I’m in the middle of week two of this two-month work sabbatical. I’d hoped that by now, I’d have had many moments of solitude and calm, as I caught up on reading and posted deep thoughts to this site.

There haven’t been a lot of deep thoughts posted here, and I haven’t been having many to begin with.

I recall that this happened the last time I had a sabbatical: I spent the first part catching up overdue projects that my regular schedule hadn’t allowed me to work on. It’s happening again.

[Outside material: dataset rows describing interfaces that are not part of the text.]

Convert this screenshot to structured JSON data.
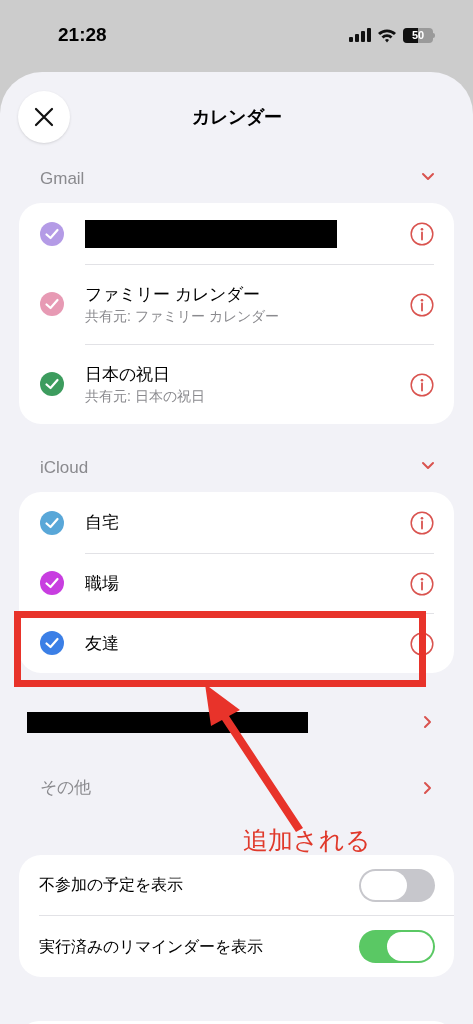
{
  "status_bar": {
    "time": "21:28",
    "battery": "50"
  },
  "header": {
    "title": "カレンダー"
  },
  "sections": [
    {
      "name": "Gmail",
      "expanded": true,
      "calendars": [
        {
          "kind": "redacted",
          "color": "#b49be6",
          "checked": true
        },
        {
          "kind": "calendar",
          "name": "ファミリー カレンダー",
          "subtitle": "共有元: ファミリー カレンダー",
          "color": "#e79ab4",
          "checked": true
        },
        {
          "kind": "calendar",
          "name": "日本の祝日",
          "subtitle": "共有元: 日本の祝日",
          "color": "#3d9c5e",
          "checked": true
        }
      ]
    },
    {
      "name": "iCloud",
      "expanded": true,
      "calendars": [
        {
          "kind": "calendar",
          "name": "自宅",
          "color": "#59a7d8",
          "checked": true
        },
        {
          "kind": "calendar",
          "name": "職場",
          "color": "#c83ee0",
          "checked": true
        },
        {
          "kind": "calendar",
          "name": "友達",
          "color": "#3b7fe6",
          "checked": true
        }
      ]
    }
  ],
  "links": [
    {
      "kind": "redacted"
    },
    {
      "kind": "link",
      "label": "その他"
    }
  ],
  "toggles": [
    {
      "label": "不参加の予定を表示",
      "on": false
    },
    {
      "label": "実行済みのリマインダーを表示",
      "on": true
    }
  ],
  "annotation": {
    "text": "追加される"
  }
}
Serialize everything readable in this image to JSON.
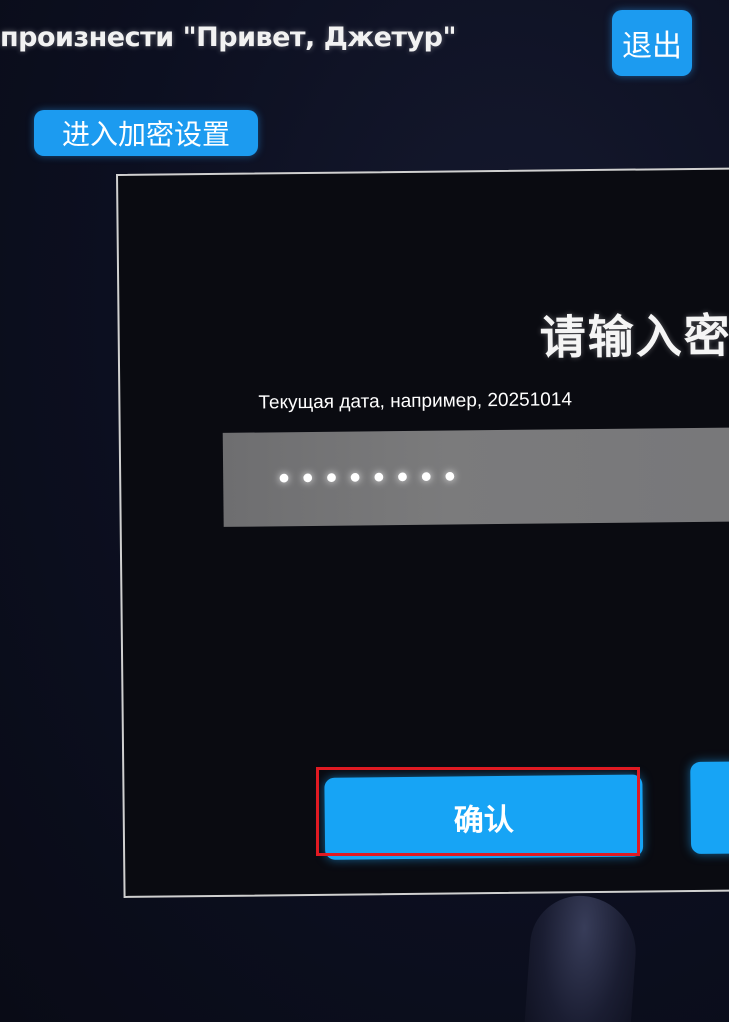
{
  "header": {
    "hint_text": "произнести \"Привет, Джетур\"",
    "exit_label": "退出"
  },
  "encrypt_settings_label": "进入加密设置",
  "dialog": {
    "title": "请输入密码",
    "date_hint": "Текущая дата, например, 20251014",
    "password_masked": "••••••••",
    "confirm_label": "确认"
  },
  "colors": {
    "accent_blue": "#1c9bf0",
    "highlight_red": "#e01a22"
  }
}
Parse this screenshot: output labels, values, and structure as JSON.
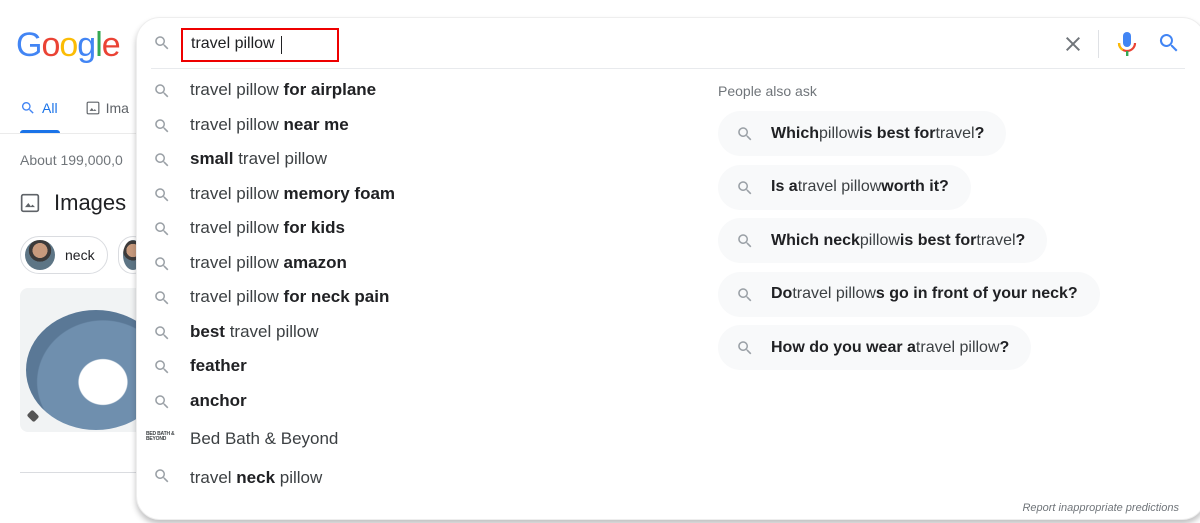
{
  "logo": {
    "letters": [
      {
        "char": "G",
        "color": "#4285f4"
      },
      {
        "char": "o",
        "color": "#ea4335"
      },
      {
        "char": "o",
        "color": "#fbbc05"
      },
      {
        "char": "g",
        "color": "#4285f4"
      },
      {
        "char": "l",
        "color": "#34a853"
      },
      {
        "char": "e",
        "color": "#ea4335"
      }
    ]
  },
  "tabs": [
    {
      "label": "All",
      "icon": "search-icon",
      "active": true
    },
    {
      "label": "Ima",
      "icon": "image-icon",
      "active": false
    }
  ],
  "result_stats": "About 199,000,0",
  "images_section": {
    "heading": "Images",
    "chips": [
      {
        "label": "neck"
      }
    ]
  },
  "search": {
    "query": "travel pillow",
    "clear_icon": "close-icon",
    "mic_icon": "microphone-icon",
    "search_icon": "search-icon"
  },
  "suggestions": [
    {
      "parts": [
        {
          "t": "travel pillow ",
          "b": false
        },
        {
          "t": "for airplane",
          "b": true
        }
      ]
    },
    {
      "parts": [
        {
          "t": "travel pillow ",
          "b": false
        },
        {
          "t": "near me",
          "b": true
        }
      ]
    },
    {
      "parts": [
        {
          "t": "small",
          "b": true
        },
        {
          "t": " travel pillow",
          "b": false
        }
      ]
    },
    {
      "parts": [
        {
          "t": "travel pillow ",
          "b": false
        },
        {
          "t": "memory foam",
          "b": true
        }
      ]
    },
    {
      "parts": [
        {
          "t": "travel pillow ",
          "b": false
        },
        {
          "t": "for kids",
          "b": true
        }
      ]
    },
    {
      "parts": [
        {
          "t": "travel pillow ",
          "b": false
        },
        {
          "t": "amazon",
          "b": true
        }
      ]
    },
    {
      "parts": [
        {
          "t": "travel pillow ",
          "b": false
        },
        {
          "t": "for neck pain",
          "b": true
        }
      ]
    },
    {
      "parts": [
        {
          "t": "best",
          "b": true
        },
        {
          "t": " travel pillow",
          "b": false
        }
      ]
    },
    {
      "parts": [
        {
          "t": "feather",
          "b": true
        }
      ]
    },
    {
      "parts": [
        {
          "t": "anchor",
          "b": true
        }
      ]
    }
  ],
  "brand_suggestion": {
    "label": "Bed Bath & Beyond",
    "logo_text": [
      "BED BATH &",
      "BEYOND"
    ]
  },
  "last_suggestion": {
    "parts": [
      {
        "t": "travel ",
        "b": false
      },
      {
        "t": "neck",
        "b": true
      },
      {
        "t": " pillow",
        "b": false
      }
    ]
  },
  "people_also_ask": {
    "title": "People also ask",
    "items": [
      {
        "parts": [
          {
            "t": "Which",
            "b": true
          },
          {
            "t": " pillow ",
            "b": false
          },
          {
            "t": "is best for",
            "b": true
          },
          {
            "t": " travel",
            "b": false
          },
          {
            "t": "?",
            "b": true
          }
        ]
      },
      {
        "parts": [
          {
            "t": "Is a",
            "b": true
          },
          {
            "t": " travel pillow ",
            "b": false
          },
          {
            "t": "worth it?",
            "b": true
          }
        ]
      },
      {
        "parts": [
          {
            "t": "Which neck",
            "b": true
          },
          {
            "t": " pillow ",
            "b": false
          },
          {
            "t": "is best for",
            "b": true
          },
          {
            "t": " travel",
            "b": false
          },
          {
            "t": "?",
            "b": true
          }
        ]
      },
      {
        "parts": [
          {
            "t": "Do",
            "b": true
          },
          {
            "t": " travel pillow",
            "b": false
          },
          {
            "t": "s go in front of your neck?",
            "b": true
          }
        ]
      },
      {
        "parts": [
          {
            "t": "How do you wear a",
            "b": true
          },
          {
            "t": " travel pillow",
            "b": false
          },
          {
            "t": "?",
            "b": true
          }
        ]
      }
    ]
  },
  "report_link": "Report inappropriate predictions",
  "colors": {
    "accent": "#1a73e8",
    "highlight_box": "#ee0000",
    "text_muted": "#70757a"
  }
}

This time, the main project is a long-suffering report. Back in October and November, I spent two weeks in Colombia (I posted many photos here at the time). I came back, got all my notes together, and then started writing about it. I worked bit by bit, section by section, whenever I had the chance to move the project forward.

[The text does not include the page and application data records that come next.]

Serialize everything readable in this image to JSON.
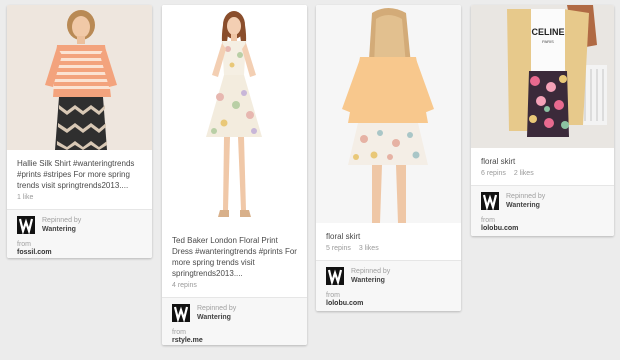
{
  "pins": [
    {
      "description": "Hallie Silk Shirt #wanteringtrends #prints #stripes For more spring trends visit springtrends2013....",
      "stats": [
        "1 like"
      ],
      "repinned_label": "Repinned by",
      "repinned_user": "Wantering",
      "from_label": "from",
      "source": "fossil.com",
      "photo_desc": "woman striped shirt patterned skirt"
    },
    {
      "description": "Ted Baker London Floral Print Dress #wanteringtrends #prints For more spring trends visit springtrends2013....",
      "stats": [
        "4 repins"
      ],
      "repinned_label": "Repinned by",
      "repinned_user": "Wantering",
      "from_label": "from",
      "source": "rstyle.me",
      "photo_desc": "woman floral print dress"
    },
    {
      "description": "floral skirt",
      "stats": [
        "5 repins",
        "3 likes"
      ],
      "repinned_label": "Repinned by",
      "repinned_user": "Wantering",
      "from_label": "from",
      "source": "lolobu.com",
      "photo_desc": "woman peach blouse floral skirt"
    },
    {
      "description": "floral skirt",
      "stats": [
        "6 repins",
        "2 likes"
      ],
      "repinned_label": "Repinned by",
      "repinned_user": "Wantering",
      "from_label": "from",
      "source": "lolobu.com",
      "photo_desc": "woman cardigan floral skirt"
    }
  ],
  "photo_texts": {
    "tshirt_print": "CELINE",
    "tshirt_sub": "PARIS"
  },
  "colors": {
    "page_bg": "#ececec",
    "card_bg": "#ffffff",
    "logo_bg": "#111111"
  }
}
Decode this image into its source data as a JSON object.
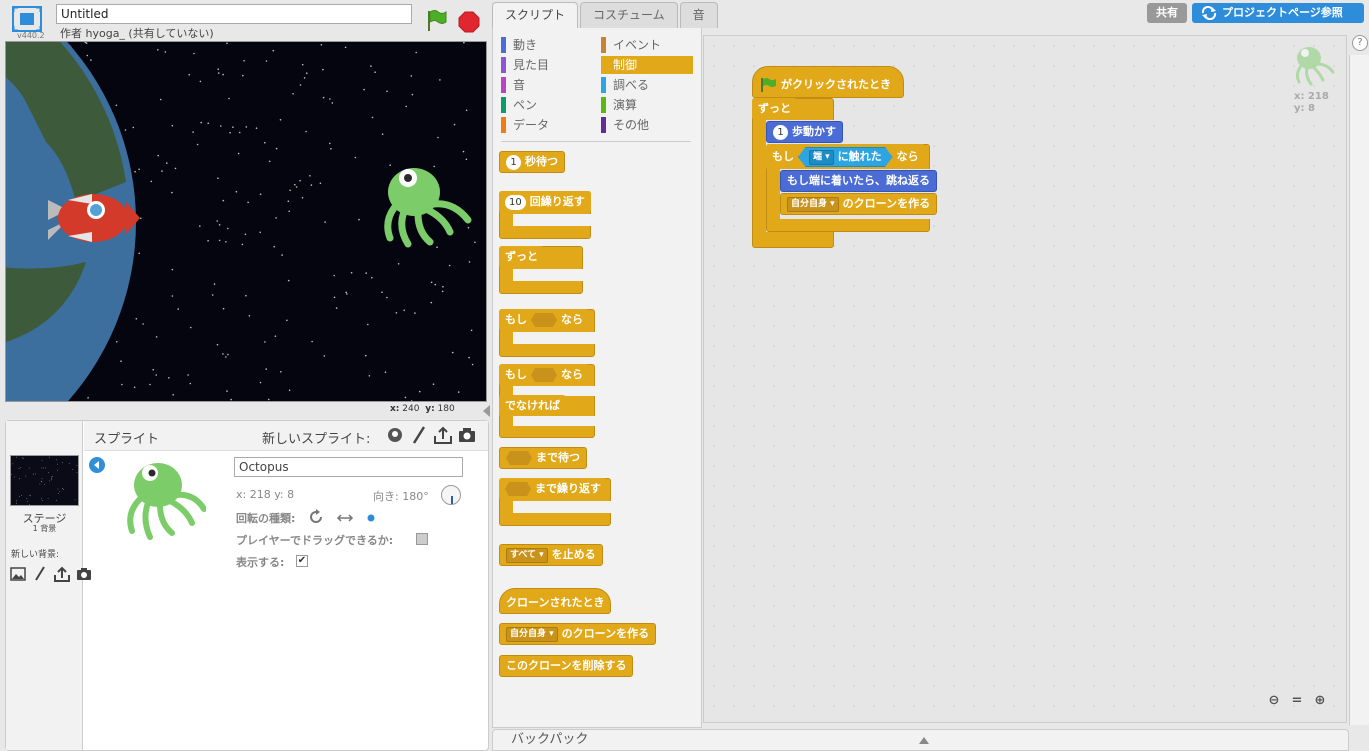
{
  "header": {
    "version": "v440.2",
    "project_title": "Untitled",
    "author": "作者 hyoga_ (共有していない)"
  },
  "stage": {
    "coords_x_label": "x:",
    "coords_x": "240",
    "coords_y_label": "y:",
    "coords_y": "180"
  },
  "sprites_pane": {
    "title": "スプライト",
    "new_sprite_label": "新しいスプライト:",
    "stage_label": "ステージ",
    "bg_count": "1 背景",
    "new_bg_label": "新しい背景:"
  },
  "sprite_info": {
    "name": "Octopus",
    "xy": "x: 218   y: 8",
    "direction": "向き: 180°",
    "rotation_label": "回転の種類:",
    "drag_label": "プレイヤーでドラッグできるか:",
    "show_label": "表示する:",
    "show_checked": "✔"
  },
  "tabs": [
    "スクリプト",
    "コスチューム",
    "音"
  ],
  "top_right": {
    "share": "共有",
    "project_page": "プロジェクトページ参照"
  },
  "categories": [
    {
      "label": "動き",
      "color": "#4a6cd4"
    },
    {
      "label": "イベント",
      "color": "#c88330"
    },
    {
      "label": "見た目",
      "color": "#8a55d7"
    },
    {
      "label": "制御",
      "color": "#e1a91a"
    },
    {
      "label": "音",
      "color": "#bb42c3"
    },
    {
      "label": "調べる",
      "color": "#2ca5e2"
    },
    {
      "label": "ペン",
      "color": "#0e9a6c"
    },
    {
      "label": "演算",
      "color": "#5cb712"
    },
    {
      "label": "データ",
      "color": "#ee7d16"
    },
    {
      "label": "その他",
      "color": "#632d99"
    }
  ],
  "palette_blocks": {
    "wait_num": "1",
    "wait": "秒待つ",
    "repeat_num": "10",
    "repeat": "回繰り返す",
    "forever": "ずっと",
    "if_label": "もし",
    "then_label": "なら",
    "else_label": "でなければ",
    "wait_until": "まで待つ",
    "repeat_until": "まで繰り返す",
    "stop_dropdown": "すべて",
    "stop": "を止める",
    "when_clone": "クローンされたとき",
    "clone_dropdown": "自分自身",
    "create_clone": "のクローンを作る",
    "delete_clone": "このクローンを削除する"
  },
  "script": {
    "hat": "がクリックされたとき",
    "forever": "ずっと",
    "move_num": "1",
    "move": "歩動かす",
    "if_label": "もし",
    "touch_dropdown": "端",
    "touching": "に触れた",
    "then_label": "なら",
    "bounce": "もし端に着いたら、跳ね返る",
    "clone_dropdown": "自分自身",
    "create_clone": "のクローンを作る"
  },
  "script_area": {
    "sprite_x": "x: 218",
    "sprite_y": "y: 8"
  },
  "help": "?",
  "backpack": "バックパック",
  "colors": {
    "control": "#e1a91a",
    "motion": "#4a6cd4",
    "sensing": "#2ca5e2",
    "share_btn": "#999999",
    "project_btn": "#2d8ddb"
  }
}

As winter and spring passed, there were entire weeks—even some two-week periods—when I did not have that chance at all. It turns out that running a communications-heavy advocacy program about the U.S.-Mexico border and migration, during the highly charged 2024 election year, doesn’t lend itself to also writing an in-depth field research report about migration in Colombia.

Now that I’m on sabbatical, it’s finally happening. I’ve put in about 24 of the past 96 hours working on it, and today I handed off a polished draft to WOLA’s program and communications teams. It’s really nice to no longer say “the report is coming.”

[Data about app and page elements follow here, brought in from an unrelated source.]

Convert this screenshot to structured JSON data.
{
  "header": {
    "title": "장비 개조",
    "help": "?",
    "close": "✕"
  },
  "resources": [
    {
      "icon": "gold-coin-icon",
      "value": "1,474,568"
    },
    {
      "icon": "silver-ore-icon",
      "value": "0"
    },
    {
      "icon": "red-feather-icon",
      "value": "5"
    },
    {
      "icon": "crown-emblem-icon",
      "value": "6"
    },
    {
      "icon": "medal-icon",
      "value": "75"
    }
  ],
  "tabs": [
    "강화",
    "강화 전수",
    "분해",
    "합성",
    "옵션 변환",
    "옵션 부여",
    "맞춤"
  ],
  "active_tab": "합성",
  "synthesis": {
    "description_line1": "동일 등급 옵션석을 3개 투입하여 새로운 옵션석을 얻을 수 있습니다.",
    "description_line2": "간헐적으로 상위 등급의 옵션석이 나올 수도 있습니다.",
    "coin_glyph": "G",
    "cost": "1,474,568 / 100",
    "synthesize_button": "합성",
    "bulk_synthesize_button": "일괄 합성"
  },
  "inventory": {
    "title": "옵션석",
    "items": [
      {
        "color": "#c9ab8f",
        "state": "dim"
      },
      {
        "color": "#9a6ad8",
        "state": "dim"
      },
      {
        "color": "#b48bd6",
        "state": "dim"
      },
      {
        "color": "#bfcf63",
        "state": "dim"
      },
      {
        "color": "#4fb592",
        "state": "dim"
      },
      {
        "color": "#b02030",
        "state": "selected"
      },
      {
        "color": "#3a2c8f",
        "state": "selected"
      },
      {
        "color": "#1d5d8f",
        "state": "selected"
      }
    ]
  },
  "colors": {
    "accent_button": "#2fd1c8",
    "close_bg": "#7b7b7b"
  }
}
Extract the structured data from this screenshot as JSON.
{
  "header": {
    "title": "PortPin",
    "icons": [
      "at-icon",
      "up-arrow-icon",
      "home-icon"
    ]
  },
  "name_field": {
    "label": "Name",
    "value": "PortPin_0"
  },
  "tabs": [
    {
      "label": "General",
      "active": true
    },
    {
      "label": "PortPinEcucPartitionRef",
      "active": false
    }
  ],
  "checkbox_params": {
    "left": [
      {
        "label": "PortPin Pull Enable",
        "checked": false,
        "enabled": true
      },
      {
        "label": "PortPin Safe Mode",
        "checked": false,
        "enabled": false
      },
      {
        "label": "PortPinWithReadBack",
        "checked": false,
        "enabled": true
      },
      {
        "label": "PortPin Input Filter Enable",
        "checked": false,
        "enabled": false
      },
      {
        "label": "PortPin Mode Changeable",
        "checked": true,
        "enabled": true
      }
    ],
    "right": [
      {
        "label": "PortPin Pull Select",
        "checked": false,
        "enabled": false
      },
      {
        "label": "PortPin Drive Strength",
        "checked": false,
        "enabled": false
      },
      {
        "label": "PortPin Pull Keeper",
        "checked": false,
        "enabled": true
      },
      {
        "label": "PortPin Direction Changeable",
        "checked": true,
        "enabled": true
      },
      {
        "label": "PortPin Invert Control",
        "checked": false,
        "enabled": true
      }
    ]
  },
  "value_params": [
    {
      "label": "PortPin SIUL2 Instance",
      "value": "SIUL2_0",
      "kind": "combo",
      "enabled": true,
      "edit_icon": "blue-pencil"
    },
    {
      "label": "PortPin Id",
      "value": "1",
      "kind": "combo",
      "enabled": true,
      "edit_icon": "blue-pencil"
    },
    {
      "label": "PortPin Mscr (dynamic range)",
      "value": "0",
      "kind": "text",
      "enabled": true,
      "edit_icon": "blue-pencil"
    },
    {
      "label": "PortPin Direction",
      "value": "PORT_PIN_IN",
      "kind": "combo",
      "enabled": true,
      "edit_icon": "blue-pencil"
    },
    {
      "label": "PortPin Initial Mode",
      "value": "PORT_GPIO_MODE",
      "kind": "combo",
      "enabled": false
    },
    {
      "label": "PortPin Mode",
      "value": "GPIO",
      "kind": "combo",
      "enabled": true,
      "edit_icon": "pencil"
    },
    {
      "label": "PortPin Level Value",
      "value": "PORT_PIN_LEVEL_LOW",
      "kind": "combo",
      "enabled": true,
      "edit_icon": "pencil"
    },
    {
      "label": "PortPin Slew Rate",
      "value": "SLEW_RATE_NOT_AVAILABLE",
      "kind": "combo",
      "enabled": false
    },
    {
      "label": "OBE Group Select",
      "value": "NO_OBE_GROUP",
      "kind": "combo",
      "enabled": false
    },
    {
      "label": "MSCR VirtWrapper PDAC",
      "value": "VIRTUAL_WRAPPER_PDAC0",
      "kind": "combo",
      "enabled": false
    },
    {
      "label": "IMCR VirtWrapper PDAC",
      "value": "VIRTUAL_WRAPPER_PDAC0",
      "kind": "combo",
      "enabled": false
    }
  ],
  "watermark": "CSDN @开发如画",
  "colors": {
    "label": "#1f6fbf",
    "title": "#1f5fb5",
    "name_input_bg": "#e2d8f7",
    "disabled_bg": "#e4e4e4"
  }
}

It hasn’t been painless. What was a 16,000-word draft at the beginning of the weekend, with 170 footnotes, by Monday night was a 20,000-word draft with 242 footnotes. By today, I’d managed to whack it back to 14,500 words and 169 footnotes.

If you’ve never had to cut 5,000 words from a 20,000-word report, eliminating entire lines of research that you’d gathered from your fieldwork… well, I don’t recommend it. It’s brutal.

Between that and posting “daily border links,” I never made it outdoors at all today. (It was raining, anyway.)

But it’s great to have it behind me (except for suggestions and revisions). Being able to shut down much of the work over the past 10 days is what made it possible.

It still doesn’t really feel like a sabbatical, though.